Added Drury: “This is not a project per se of the Northwest (B.C.) Forest Coalition—this is a Coast Tsimshian Resources project. However, we will be working co-operatively with the other operators in the area to maximize wood supply opportunities. Our approach with this is to be as inclusive as possible so the whole region benefits.”
Coast Tsimshian holds two forest tenures totaling about 550,000 cubic metres annually and owns a 59 hectare log sort yard in downtown Terrace where the proposed bio coal plant will be located. Coast Tsimshian’s woodlands operations are managed by Brinkman Forest Ltd., from Terrace.
The city is also one of two proposed locations for a wood pellet manufacturing plant. Together with another at Meziadin Junction on Highway 37, the U.S.-based Biomass Secure Power pellet plants would have an estimated combined capacity of up to 250,000 tons/year. Construction is slated to begin this fall with production beginning in 2012.

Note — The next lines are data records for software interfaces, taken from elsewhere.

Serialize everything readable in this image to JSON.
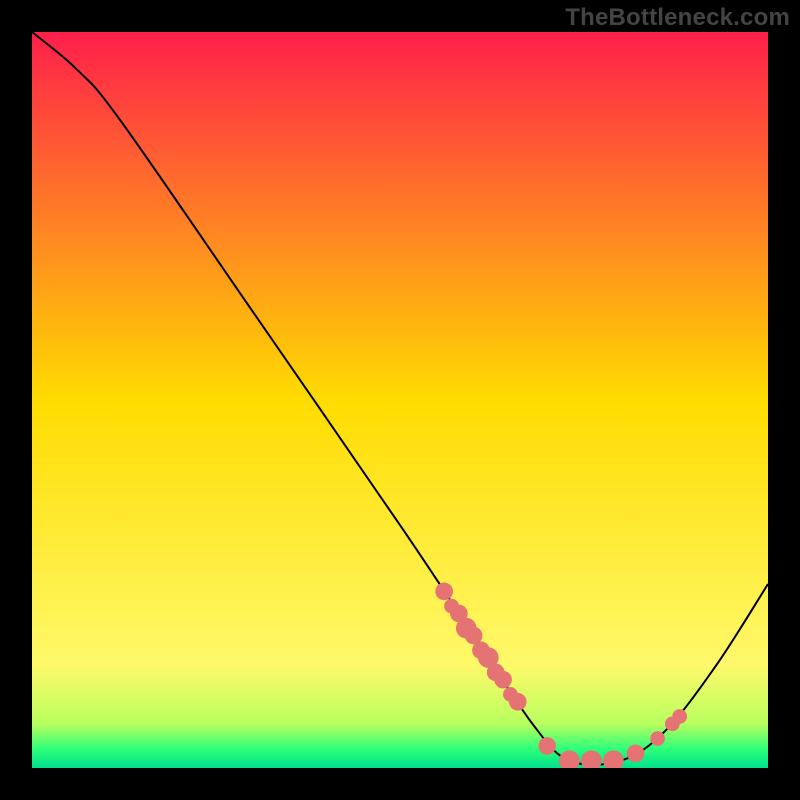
{
  "watermark": "TheBottleneck.com",
  "chart_data": {
    "type": "line",
    "title": "",
    "xlabel": "",
    "ylabel": "",
    "xlim": [
      0,
      100
    ],
    "ylim": [
      0,
      100
    ],
    "grid": false,
    "legend": false,
    "gradient_stops": [
      {
        "offset": 0,
        "color": "#ff1f4b"
      },
      {
        "offset": 0.5,
        "color": "#ffdc00"
      },
      {
        "offset": 0.86,
        "color": "#fff96a"
      },
      {
        "offset": 0.94,
        "color": "#b8ff5e"
      },
      {
        "offset": 0.975,
        "color": "#2bff7a"
      },
      {
        "offset": 1.0,
        "color": "#00e08c"
      }
    ],
    "curve": [
      {
        "x": 0,
        "y": 100
      },
      {
        "x": 6,
        "y": 95
      },
      {
        "x": 12,
        "y": 88
      },
      {
        "x": 30,
        "y": 62
      },
      {
        "x": 50,
        "y": 33
      },
      {
        "x": 60,
        "y": 18
      },
      {
        "x": 68,
        "y": 6
      },
      {
        "x": 73,
        "y": 1
      },
      {
        "x": 80,
        "y": 1
      },
      {
        "x": 86,
        "y": 5
      },
      {
        "x": 93,
        "y": 14
      },
      {
        "x": 100,
        "y": 25
      }
    ],
    "markers": [
      {
        "x": 56,
        "y": 24,
        "r": 1.2
      },
      {
        "x": 57,
        "y": 22,
        "r": 1.0
      },
      {
        "x": 58,
        "y": 21,
        "r": 1.2
      },
      {
        "x": 59,
        "y": 19,
        "r": 1.4
      },
      {
        "x": 60,
        "y": 18,
        "r": 1.2
      },
      {
        "x": 61,
        "y": 16,
        "r": 1.2
      },
      {
        "x": 62,
        "y": 15,
        "r": 1.4
      },
      {
        "x": 63,
        "y": 13,
        "r": 1.2
      },
      {
        "x": 64,
        "y": 12,
        "r": 1.2
      },
      {
        "x": 65,
        "y": 10,
        "r": 1.0
      },
      {
        "x": 66,
        "y": 9,
        "r": 1.2
      },
      {
        "x": 70,
        "y": 3,
        "r": 1.2
      },
      {
        "x": 73,
        "y": 1,
        "r": 1.4
      },
      {
        "x": 76,
        "y": 1,
        "r": 1.4
      },
      {
        "x": 79,
        "y": 1,
        "r": 1.4
      },
      {
        "x": 82,
        "y": 2,
        "r": 1.2
      },
      {
        "x": 85,
        "y": 4,
        "r": 1.0
      },
      {
        "x": 87,
        "y": 6,
        "r": 1.0
      },
      {
        "x": 88,
        "y": 7,
        "r": 1.0
      }
    ],
    "marker_color": "#e57373",
    "curve_color": "#000000"
  }
}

Meziadin Junction is along the corridor where the $404 million Northwest Transmission Line is under construction, to hook the area up to the provincial electrical power grid.
The mothballed Kitwanga Lumber Mill has been dusted off and is back producing lumber with demand from China helping drive the re-opening.
Kitwanga is about 90 kilometres northeast of Terrace adjacent to Highway 16. The operation was acquired out of receivership in 2009 by Pacific Bioenergy Corp., of Prince George. The company hopes to build a wood pellet manufacturing plant adjacent to the sawmill. Pacific Bionenergy plans to have it operational in the spring of 2012 with the production split between China (about 60 per cent) and Canada.
Meanwhile, in another recent development, CORE BioFuel Inc. is moving toward constructing a green gasoline biorefinery based on wood stock. The preferred B.C. location for the refinery appears to be Houston, about 35 kilometres east of Smithers in west central B.C. No firm timelines had been announced.
The realization of the Northwest B.C. Forest Coalition aspirations and the maturation of some of these other projects would transform the region from a backwater to a provincial showcase for forest industry diversification and wood fibre utilization.